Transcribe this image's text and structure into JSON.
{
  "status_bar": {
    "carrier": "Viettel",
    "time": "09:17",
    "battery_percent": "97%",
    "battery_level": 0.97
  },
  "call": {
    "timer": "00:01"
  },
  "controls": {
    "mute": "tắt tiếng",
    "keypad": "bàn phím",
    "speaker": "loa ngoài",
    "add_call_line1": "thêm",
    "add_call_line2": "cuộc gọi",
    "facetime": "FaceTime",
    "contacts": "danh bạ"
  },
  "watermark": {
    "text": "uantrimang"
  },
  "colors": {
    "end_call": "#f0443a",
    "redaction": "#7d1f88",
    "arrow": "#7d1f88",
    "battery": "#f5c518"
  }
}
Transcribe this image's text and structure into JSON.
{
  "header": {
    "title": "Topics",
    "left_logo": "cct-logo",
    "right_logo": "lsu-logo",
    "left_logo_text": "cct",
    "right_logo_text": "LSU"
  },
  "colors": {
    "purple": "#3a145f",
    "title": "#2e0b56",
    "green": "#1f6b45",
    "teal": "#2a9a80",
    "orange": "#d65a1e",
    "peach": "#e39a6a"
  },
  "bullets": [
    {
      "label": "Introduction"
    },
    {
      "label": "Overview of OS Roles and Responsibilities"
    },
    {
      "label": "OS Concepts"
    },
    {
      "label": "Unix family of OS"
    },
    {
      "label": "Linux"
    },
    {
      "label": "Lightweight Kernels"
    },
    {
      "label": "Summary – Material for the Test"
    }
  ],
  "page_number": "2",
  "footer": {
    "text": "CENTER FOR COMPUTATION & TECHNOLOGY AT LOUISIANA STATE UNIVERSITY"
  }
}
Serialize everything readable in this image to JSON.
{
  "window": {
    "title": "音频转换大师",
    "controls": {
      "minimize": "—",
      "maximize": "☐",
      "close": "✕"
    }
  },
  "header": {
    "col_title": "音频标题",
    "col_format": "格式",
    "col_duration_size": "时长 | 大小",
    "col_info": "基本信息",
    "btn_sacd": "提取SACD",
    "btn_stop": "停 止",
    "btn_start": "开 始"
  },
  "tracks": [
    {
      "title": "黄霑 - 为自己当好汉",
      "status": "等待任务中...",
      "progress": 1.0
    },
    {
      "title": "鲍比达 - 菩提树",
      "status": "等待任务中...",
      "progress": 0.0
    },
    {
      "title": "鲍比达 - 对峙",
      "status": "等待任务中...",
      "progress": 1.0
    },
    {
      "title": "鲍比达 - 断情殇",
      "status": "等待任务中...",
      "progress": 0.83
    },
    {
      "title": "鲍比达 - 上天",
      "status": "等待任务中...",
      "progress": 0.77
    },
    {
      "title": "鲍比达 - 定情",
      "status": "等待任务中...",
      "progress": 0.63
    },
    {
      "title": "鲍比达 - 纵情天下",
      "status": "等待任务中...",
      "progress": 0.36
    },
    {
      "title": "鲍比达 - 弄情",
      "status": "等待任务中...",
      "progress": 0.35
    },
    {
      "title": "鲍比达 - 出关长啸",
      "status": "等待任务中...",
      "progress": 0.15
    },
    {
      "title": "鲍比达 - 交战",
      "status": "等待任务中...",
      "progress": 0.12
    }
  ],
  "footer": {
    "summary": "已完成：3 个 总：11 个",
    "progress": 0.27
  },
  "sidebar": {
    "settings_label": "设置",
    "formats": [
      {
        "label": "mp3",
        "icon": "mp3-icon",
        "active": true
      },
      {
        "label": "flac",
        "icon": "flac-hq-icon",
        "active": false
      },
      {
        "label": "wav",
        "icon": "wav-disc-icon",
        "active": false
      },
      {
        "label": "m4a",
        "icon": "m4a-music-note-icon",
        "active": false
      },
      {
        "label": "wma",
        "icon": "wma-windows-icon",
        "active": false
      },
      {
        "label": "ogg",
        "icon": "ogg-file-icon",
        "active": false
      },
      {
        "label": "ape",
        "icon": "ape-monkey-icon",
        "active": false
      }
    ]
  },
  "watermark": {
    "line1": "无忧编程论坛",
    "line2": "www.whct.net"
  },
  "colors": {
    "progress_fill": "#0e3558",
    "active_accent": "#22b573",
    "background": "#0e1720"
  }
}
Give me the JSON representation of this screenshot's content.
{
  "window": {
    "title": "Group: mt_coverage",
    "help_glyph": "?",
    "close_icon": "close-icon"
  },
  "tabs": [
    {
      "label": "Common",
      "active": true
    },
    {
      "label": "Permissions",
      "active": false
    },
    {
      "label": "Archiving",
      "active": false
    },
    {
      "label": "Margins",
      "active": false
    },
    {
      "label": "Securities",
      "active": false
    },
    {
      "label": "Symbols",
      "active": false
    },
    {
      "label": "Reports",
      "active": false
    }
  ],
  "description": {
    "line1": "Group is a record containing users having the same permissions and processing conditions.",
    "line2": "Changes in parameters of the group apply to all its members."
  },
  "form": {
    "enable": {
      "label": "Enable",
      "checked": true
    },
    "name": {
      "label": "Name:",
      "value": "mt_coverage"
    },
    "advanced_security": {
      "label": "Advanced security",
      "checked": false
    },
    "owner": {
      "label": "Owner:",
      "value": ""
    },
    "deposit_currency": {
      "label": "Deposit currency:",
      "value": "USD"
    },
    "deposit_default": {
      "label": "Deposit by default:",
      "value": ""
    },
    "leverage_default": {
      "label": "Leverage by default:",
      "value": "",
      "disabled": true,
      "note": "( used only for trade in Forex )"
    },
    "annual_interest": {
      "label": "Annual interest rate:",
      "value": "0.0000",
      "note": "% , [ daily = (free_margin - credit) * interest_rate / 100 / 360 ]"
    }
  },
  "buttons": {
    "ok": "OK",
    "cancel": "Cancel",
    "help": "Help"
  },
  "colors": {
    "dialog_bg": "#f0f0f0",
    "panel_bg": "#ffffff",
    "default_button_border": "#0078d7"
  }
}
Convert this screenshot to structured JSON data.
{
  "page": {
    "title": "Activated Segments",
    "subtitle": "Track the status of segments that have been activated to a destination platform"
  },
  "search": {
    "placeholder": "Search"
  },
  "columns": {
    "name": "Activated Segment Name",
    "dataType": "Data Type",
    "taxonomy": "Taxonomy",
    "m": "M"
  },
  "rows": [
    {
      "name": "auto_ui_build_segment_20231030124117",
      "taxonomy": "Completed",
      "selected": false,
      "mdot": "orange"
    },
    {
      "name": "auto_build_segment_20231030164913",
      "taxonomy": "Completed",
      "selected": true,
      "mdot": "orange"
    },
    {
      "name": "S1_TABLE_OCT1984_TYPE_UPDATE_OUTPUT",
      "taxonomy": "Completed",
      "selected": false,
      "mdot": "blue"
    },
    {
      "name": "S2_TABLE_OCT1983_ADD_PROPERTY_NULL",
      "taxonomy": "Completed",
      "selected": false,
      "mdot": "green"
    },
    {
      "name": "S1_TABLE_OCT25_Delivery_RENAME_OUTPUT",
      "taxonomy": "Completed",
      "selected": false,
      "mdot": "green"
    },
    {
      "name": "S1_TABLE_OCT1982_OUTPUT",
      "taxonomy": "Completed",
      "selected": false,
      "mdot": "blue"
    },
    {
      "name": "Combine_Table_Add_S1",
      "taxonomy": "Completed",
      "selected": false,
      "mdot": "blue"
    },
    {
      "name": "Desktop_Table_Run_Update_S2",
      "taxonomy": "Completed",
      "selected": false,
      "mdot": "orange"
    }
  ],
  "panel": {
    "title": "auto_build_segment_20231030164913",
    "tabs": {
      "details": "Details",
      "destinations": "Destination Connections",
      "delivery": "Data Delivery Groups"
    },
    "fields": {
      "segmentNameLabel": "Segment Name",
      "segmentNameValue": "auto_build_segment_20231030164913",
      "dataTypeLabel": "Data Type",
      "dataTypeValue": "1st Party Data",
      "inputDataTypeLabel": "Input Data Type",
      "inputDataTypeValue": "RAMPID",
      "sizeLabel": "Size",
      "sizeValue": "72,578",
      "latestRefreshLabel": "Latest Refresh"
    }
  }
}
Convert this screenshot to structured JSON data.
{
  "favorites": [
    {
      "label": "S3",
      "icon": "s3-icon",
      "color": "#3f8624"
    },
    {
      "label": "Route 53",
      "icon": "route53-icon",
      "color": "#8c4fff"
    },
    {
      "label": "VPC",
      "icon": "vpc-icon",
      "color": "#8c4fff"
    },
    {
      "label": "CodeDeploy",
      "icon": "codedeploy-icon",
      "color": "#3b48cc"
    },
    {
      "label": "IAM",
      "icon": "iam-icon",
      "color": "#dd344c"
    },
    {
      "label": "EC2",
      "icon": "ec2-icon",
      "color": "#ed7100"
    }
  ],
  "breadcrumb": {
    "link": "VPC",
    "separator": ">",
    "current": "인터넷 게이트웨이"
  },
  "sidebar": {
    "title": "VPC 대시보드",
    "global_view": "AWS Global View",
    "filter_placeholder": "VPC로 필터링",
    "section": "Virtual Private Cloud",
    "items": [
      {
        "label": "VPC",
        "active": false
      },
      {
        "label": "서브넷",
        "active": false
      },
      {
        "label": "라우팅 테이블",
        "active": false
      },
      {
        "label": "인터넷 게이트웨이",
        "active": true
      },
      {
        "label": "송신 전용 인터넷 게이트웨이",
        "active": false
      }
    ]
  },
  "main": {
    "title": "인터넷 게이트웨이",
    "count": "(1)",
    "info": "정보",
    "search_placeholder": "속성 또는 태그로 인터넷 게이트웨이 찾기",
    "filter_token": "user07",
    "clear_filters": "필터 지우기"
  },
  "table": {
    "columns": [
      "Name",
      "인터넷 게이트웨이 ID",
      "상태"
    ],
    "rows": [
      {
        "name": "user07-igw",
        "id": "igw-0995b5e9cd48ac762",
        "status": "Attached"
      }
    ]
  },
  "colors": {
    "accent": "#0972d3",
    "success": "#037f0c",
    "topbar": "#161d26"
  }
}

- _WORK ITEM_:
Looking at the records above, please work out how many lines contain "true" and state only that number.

- _REPLY TO THE TASK_:
6